After combing out the ears, there will be a lot of fluff like cotton balls. Take about 3/4 of the fluff and roll it into as tight balls as you can. This will become the stuffing for the ear. Put a small layer of glue on the wig cap, inside the little ring made by the wig hair. Stick the ball of fluff on the glue and hold it in place until it stays put.
Brush through the ear yarn to smooth it out, and ensure it is standing straight up. Take a sturdy piece of thread, and knot it around the ear hair at least five times. It needs to be secure. I tie once in the back, loop the tails around and tie in the front, and then repeat several times. It's a lot of knots, but it's very secure. You can trim the thread and hair above the knots now, or wait until after the glue.

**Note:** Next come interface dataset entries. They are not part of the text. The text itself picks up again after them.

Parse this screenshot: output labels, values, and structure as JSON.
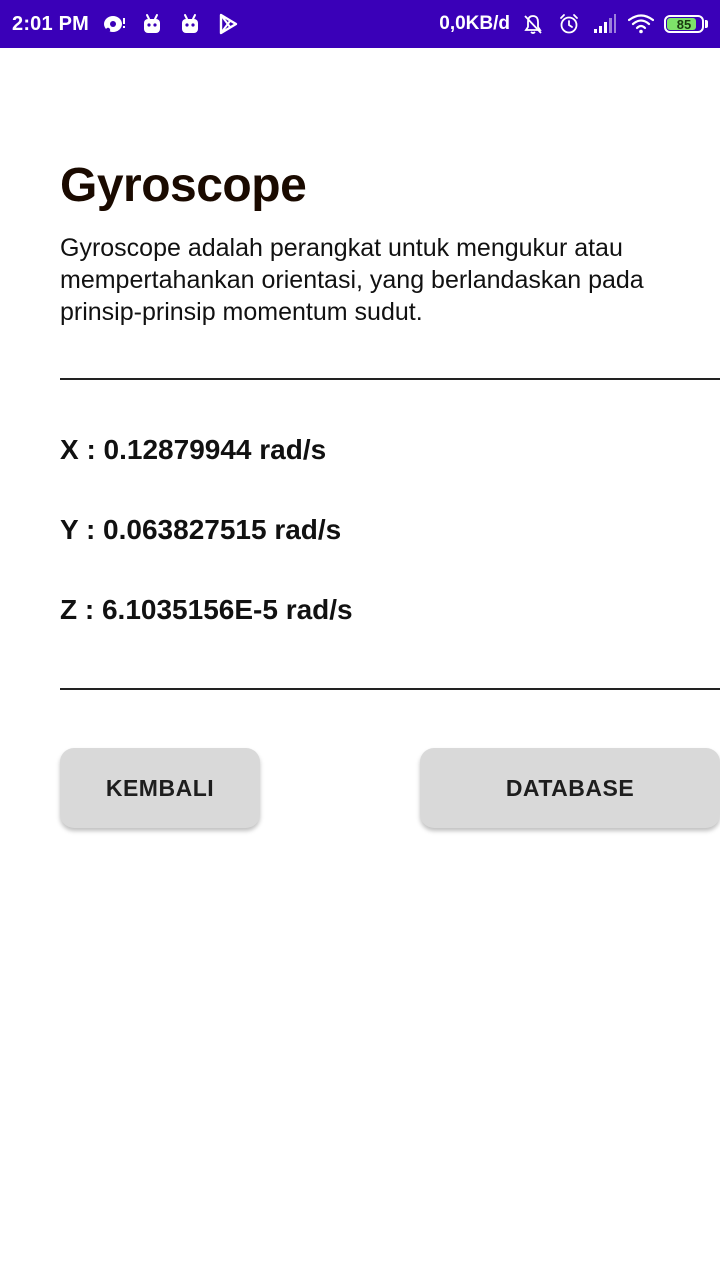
{
  "status_bar": {
    "time": "2:01 PM",
    "network_speed": "0,0KB/d",
    "battery_level": "85",
    "battery_fraction": 0.85,
    "background_color": "#3a00b8",
    "left_icons": [
      "pokeball-notification-icon",
      "android-notification-icon",
      "android-notification-icon",
      "play-store-notification-icon"
    ],
    "right_icons": [
      "mute-bell-icon",
      "alarm-clock-icon",
      "signal-bars-icon",
      "wifi-icon",
      "battery-icon"
    ]
  },
  "page": {
    "title": "Gyroscope",
    "description": "Gyroscope adalah perangkat untuk mengukur atau mempertahankan orientasi, yang berlandaskan pada prinsip-prinsip momentum sudut."
  },
  "readings": {
    "x": "X : 0.12879944 rad/s",
    "y": "Y : 0.063827515 rad/s",
    "z": "Z : 6.1035156E-5 rad/s"
  },
  "buttons": {
    "back_label": "KEMBALI",
    "database_label": "DATABASE",
    "color": "#d9d9d9"
  }
}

Take the clear glue, and pour it into a bowl. Add a bit of water until the glue has a watery consistency. Take the paintbrush and gently paint the tied ears to make a hard coating on the ears. You could paint one or two coats, depending on how much time you want to devote to this step. If you haven't yet, trim the threads and the extra hair above the knots.
After gluing the ears, I usually blast the ears with a coat of hairspray, just for extra security.

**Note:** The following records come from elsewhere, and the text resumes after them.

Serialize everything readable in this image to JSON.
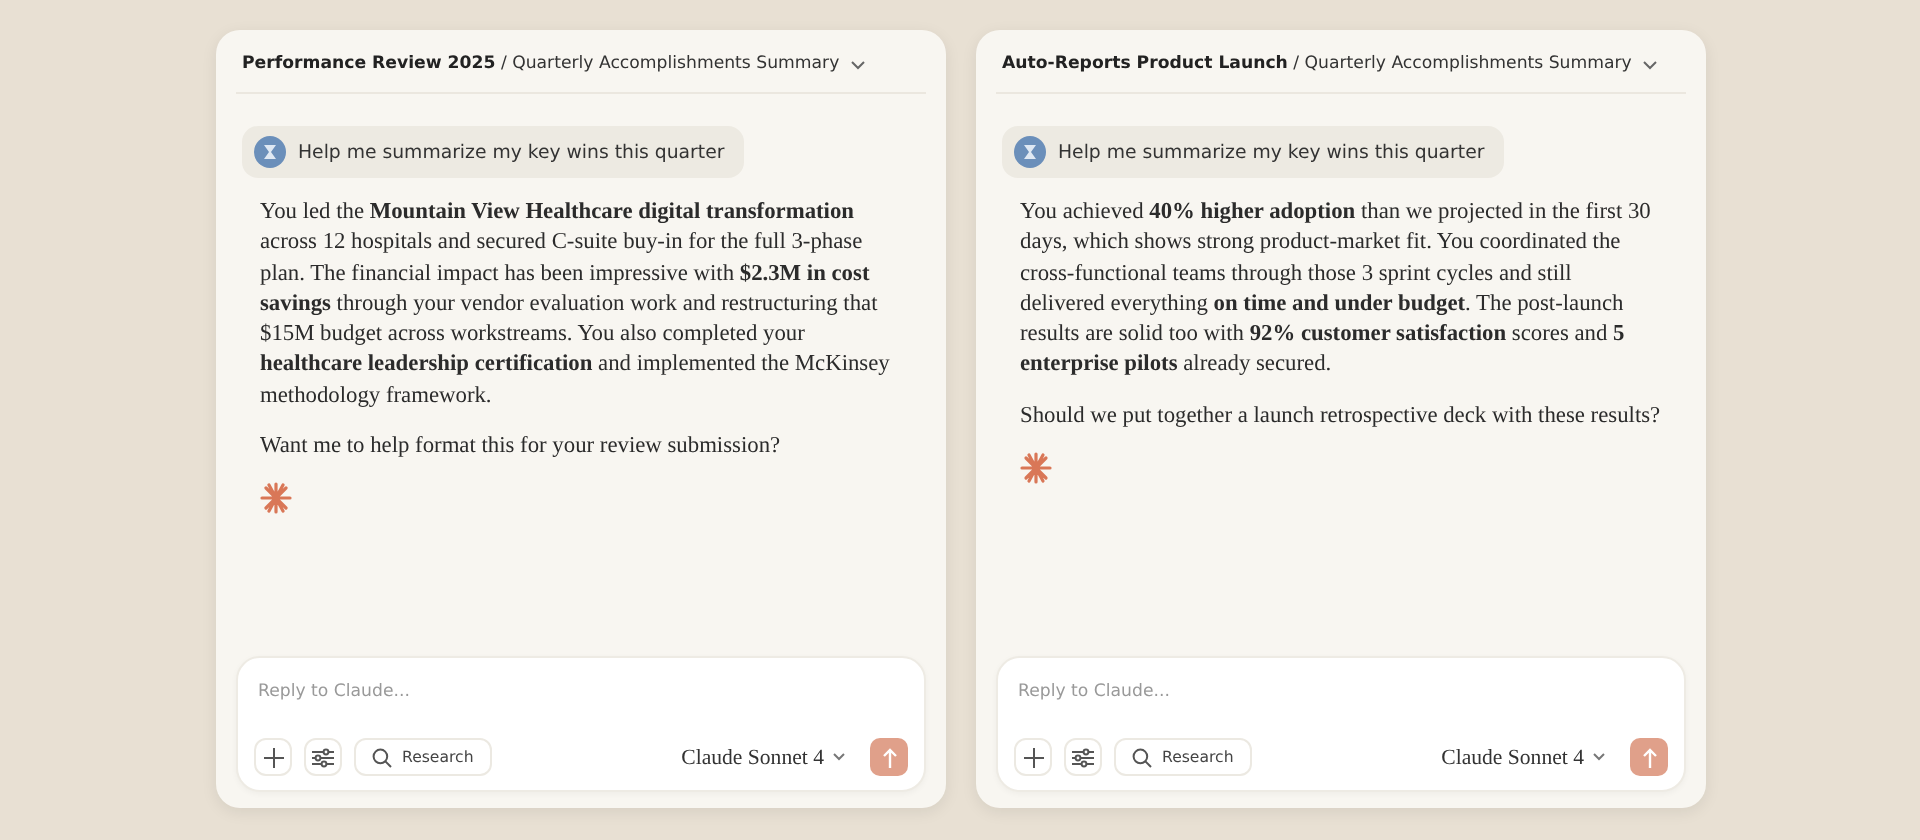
{
  "chats": [
    {
      "title": "**Performance Review 2025** / Quarterly Accomplishments Summary",
      "prompt": "Help me summarize my key wins this quarter",
      "response": [
        "You led the **Mountain View Healthcare digital transformation** across 12 hospitals and secured C-suite buy-in for the full 3-phase plan. The financial impact has been impressive with **$2.3M in cost savings** through your vendor evaluation work and restructuring that $15M budget across workstreams. You also completed your **healthcare leadership certification** and implemented the McKinsey methodology framework.",
        "Want me to help format this for your review submission?"
      ],
      "reply": {
        "placeholder": "Reply to Claude...",
        "tool": "Research",
        "model": "Claude Sonnet 4"
      }
    },
    {
      "title": "**Auto-Reports Product Launch** / Quarterly Accomplishments Summary",
      "prompt": "Help me summarize my key wins this quarter",
      "response": [
        "You achieved **40% higher adoption** than we projected in the first 30 days, which shows strong product-market fit. You coordinated the cross-functional teams through those 3 sprint cycles and still delivered everything **on time and under budget**. The post-launch results are solid too with **92% customer satisfaction** scores and **5 enterprise pilots** already secured.",
        "Should we put together a launch retrospective deck with these results?"
      ],
      "reply": {
        "placeholder": "Reply to Claude...",
        "tool": "Research",
        "model": "Claude Sonnet 4"
      }
    }
  ]
}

Step 9: The Sideburns, Part 1
Take a long plug and apply a dot of hot glue as you did for the ears. Place the plug at the bottom of the sideburn, right on the edge closest to the face. Work your way up the sideburn, all the way up to the ear. Make sure to place a plug right up next to the ear. Gaps make a wig look bad.
Repeat for the other side.

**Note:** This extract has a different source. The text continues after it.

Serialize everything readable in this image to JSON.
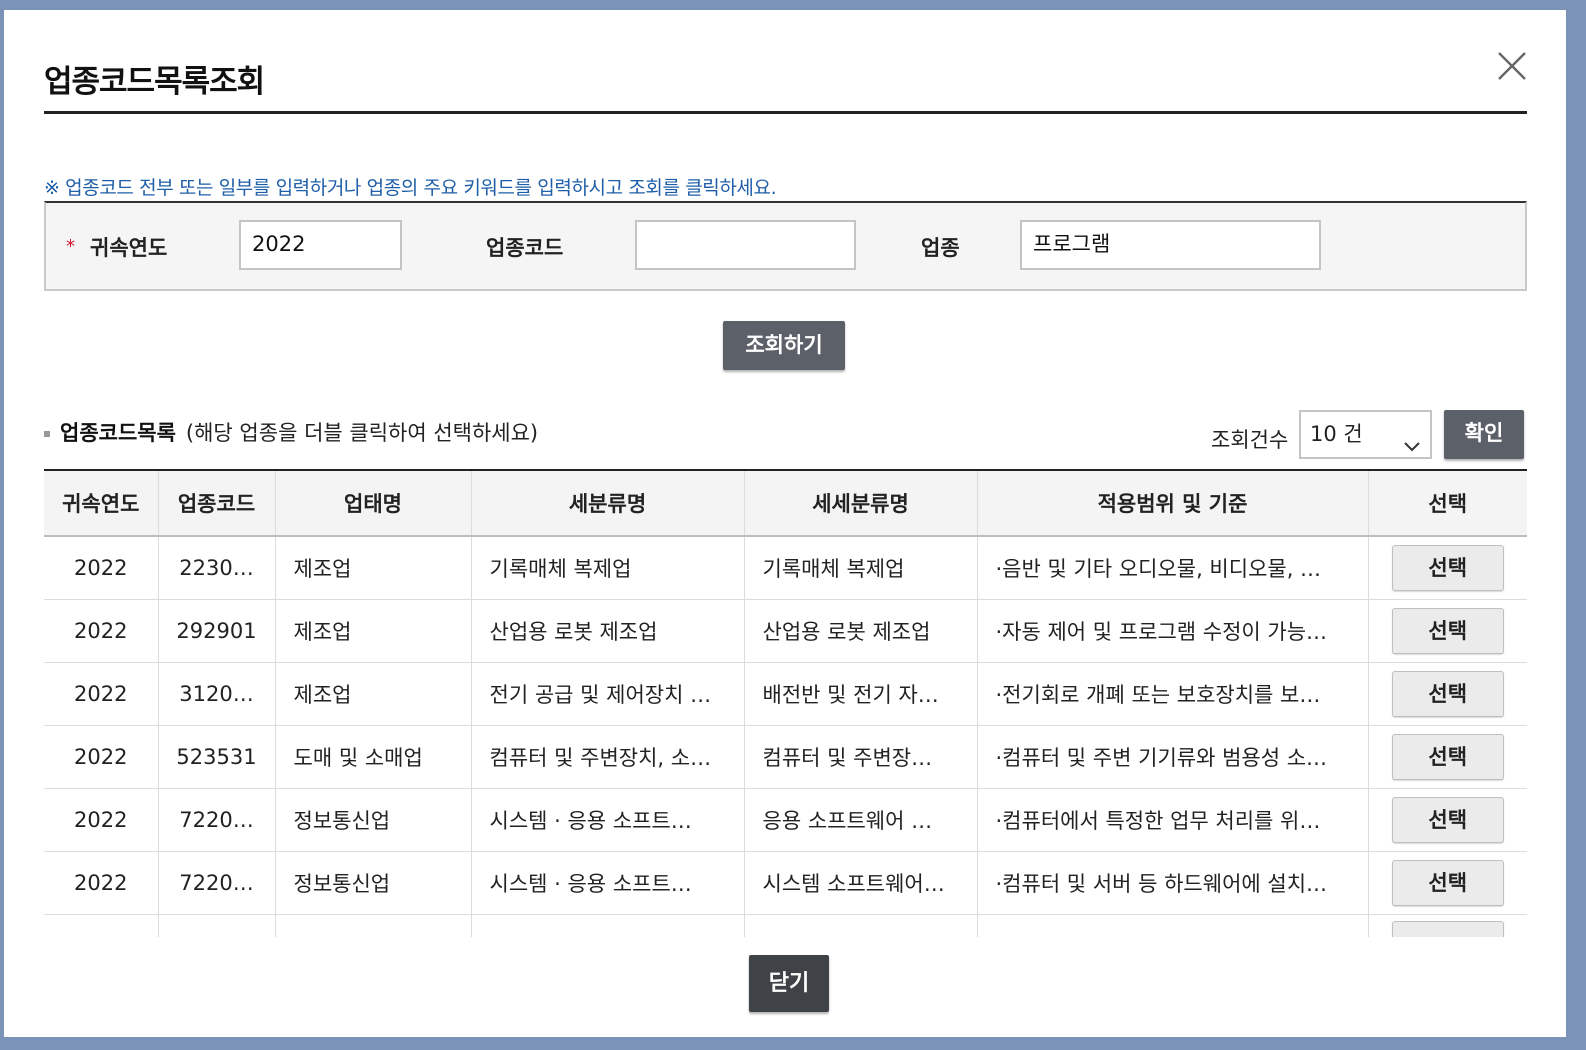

Take your fine toothed comb and comb out the sideburns after the glue has set. You will loose a lot of fluff, as you did for the ears. You could reuse this as stuffing for another project.
Step 10: The Sideburns, Part 2
Step 11: The Back
Take one of the short plugs, and place a dot of hot glue on one of the sides of the knot. We don't want the hair on the back to stick straight out, we want it to lie flat. Place the plug close to the bottom edge of the wig base with the fibers pointing down.
Continue applying the plugs in rows, and then leave a small gap of about one finger length before the next row. If you place the rows too close together, you will end up with a helmet instead of a wig.
Make sure you place plugs on the sideburns and continue the design to cover the sideburn fabric.
Every few rows, it might be useful to trim the hair that is too long, and trim the hair that will be close to the neck. A design can work, with colors bleeding into each other, but neat little patches can work as well. Solid color wigs usually do not need trimming anywhere but the bottoms.
Most wigs have random patches of color on their backs.
As you get close to the ears, you need to make sure the hair is flush with the ears. Remember, gaps make ugly wigs. Continue with the back until you reach the back of the ears.
I included some pictures of my other wigs so you can see some back styles. If you need more, try Google or the search engine of your choice.
Step 12: Styling the Sideburns
Once the sideburns are trimmed and styled to your satisfaction, blast them with the hairspray. For Cats wigs, hairspray is your best friend. You want to load as much hairspray into the sideburns as possible. Sure, the wig will probably explode if you get too close to an open flame, but you know for sure the hair isn't going anywhere.
Step 13: The Bangs
Work your way up to the crown. When you get to the space between the ears, check what type of plugs you have left. If you want a certain color on the crown and you've run out of longer plugs, the shorter plugs will work on the crown.
Step 14: The Crown
This step is to ensure there are no gaps, as the hair is fairly straight up at this part. We don't want to see the wig base.
Step 15: Styling the Bangs
Now, bangs are usually cut in layers, with the longest layers on the bottom and the shortest on the top. After a straight cut to get the approximate length you want, take your scissors and make the cuts directly into your fibers to feather the bangs and make them softer.
After trimming, play with the bangs a little before spraying. You don't want them all sticking straight out, because it looks like the wig got electrocuted. Cats wigs should look soft and natural.
Finally, when the wig is looking like you want, blast it with the hairspray.